In mid-August a 16-year-old protester was killed in a similar incident, when police opened fire with birdshot during clashes after a demonstration, opposition activists said. The opposition says more than 45 people have been killed in protests since martial law was lifted in June 2011. The Interior Ministry says protesters have injured more than 700 police officers and that the authorities have exercised restraint. Al-Wefaq distributed photographs show a body covered in blood and flecked with birdshot wounds. The pictures could not be independently verified.
Bahrain and Saudi Arabia accuse Iran of fomenting the unrest in the island kingdom and among Saudi Arabia’s Shiite minority, who mostly live in a province situated next to Bahrain. Iran denies the accusations. The death comes a day after the UN Human Rights Council appointed a Bahraini as the Asia representative to its advisory committee.
Separately, a Saudi teenager has died of wounds sustained four days ago in a police raid that killed a wanted Shiite man and a companion in oil-rich Eastern Province, relatives said yesterday. Saudi authorities informed the family of Hasan Zahiri, 16, that he succumbed to injuries, the relatives said, raising the death toll of the attack on a house in the Shiite village of Al-Awamiya to three. Security forces had tracked down Khalid Al-Labad to a house in Al-Awamiya, in the Qatif district, the interior ministry said on Wednesday. It said a gun battle erupted when police attempted to arrest the man who figured on a list of 23 Shiites wanted in connection with unrest.

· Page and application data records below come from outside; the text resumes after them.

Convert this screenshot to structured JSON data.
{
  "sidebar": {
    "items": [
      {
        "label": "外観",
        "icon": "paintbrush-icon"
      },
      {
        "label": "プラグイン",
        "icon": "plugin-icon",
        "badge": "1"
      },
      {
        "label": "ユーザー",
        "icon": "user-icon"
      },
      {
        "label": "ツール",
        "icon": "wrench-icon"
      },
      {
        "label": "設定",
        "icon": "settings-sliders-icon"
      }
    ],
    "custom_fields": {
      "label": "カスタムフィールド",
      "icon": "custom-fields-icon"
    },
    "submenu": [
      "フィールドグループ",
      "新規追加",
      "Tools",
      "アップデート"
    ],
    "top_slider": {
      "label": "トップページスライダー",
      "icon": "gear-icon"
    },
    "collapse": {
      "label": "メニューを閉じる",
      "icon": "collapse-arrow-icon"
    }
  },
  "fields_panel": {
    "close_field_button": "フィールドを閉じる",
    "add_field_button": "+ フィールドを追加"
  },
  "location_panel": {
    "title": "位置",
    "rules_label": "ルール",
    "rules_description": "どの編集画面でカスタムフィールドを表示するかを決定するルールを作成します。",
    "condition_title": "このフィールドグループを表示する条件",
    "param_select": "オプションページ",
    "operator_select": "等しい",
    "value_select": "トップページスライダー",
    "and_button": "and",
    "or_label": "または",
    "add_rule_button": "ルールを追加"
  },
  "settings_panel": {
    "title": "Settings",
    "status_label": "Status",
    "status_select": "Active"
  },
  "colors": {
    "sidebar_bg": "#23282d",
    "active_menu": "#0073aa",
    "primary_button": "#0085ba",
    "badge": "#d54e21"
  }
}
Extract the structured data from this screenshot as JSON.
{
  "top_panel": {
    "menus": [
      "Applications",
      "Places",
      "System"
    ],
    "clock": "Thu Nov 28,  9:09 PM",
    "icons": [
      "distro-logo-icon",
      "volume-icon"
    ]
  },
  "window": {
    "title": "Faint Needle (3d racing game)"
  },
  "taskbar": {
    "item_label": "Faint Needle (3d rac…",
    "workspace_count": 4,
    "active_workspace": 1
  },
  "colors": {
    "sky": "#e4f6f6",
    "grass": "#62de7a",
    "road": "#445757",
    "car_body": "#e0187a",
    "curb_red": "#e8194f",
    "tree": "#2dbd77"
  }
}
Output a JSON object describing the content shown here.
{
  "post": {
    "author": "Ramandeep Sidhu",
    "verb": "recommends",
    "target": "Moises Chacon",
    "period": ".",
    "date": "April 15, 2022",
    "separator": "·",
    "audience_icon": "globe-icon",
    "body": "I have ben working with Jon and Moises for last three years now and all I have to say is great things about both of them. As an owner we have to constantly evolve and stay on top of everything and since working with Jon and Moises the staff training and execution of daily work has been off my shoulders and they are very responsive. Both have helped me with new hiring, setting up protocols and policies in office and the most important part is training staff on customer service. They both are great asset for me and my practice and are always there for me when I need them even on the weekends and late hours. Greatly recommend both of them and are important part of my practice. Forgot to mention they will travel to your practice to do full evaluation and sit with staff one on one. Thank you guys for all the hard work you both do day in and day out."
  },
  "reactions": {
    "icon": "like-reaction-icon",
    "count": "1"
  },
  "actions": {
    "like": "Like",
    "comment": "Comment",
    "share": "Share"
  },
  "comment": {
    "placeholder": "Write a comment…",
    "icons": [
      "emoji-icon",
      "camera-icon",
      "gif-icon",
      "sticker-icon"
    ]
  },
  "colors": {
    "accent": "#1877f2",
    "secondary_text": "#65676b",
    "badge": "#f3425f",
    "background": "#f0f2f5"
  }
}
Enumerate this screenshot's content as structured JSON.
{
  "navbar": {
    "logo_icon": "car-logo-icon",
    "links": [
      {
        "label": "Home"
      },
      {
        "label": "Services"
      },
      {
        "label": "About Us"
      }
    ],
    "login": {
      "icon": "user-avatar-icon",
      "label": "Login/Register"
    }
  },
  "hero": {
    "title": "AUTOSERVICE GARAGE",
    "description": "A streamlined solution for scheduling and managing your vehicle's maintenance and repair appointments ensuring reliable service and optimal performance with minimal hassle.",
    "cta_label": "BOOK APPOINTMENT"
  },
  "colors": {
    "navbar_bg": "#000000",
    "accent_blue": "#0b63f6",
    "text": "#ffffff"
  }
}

Labad and a comrade were shot dead, while “two of the gunmen with him were wounded and a third was arrested”, the ministry said. Since early 2011, mainly Shiite towns in Eastern Province have seen sporadic protests and confrontations between police and marginalised Shiites who are estimated to number some two million in the Sunni-dominated kingdom. Unrest erupted after an outbreak of violence between Shiite pilgrims and religious police in the holy city of Madinah in Feb 2011.
The protests escalated when the kingdom led a force of Gulf troops into neighbouring Bahrain the following month to help crush Shiite-led pro-democracy protests against its Sunni-minority monarchy. Human rights groups say more than 600 people have been arrested since spring 2011, most of them in Qatif. The majority have since been released.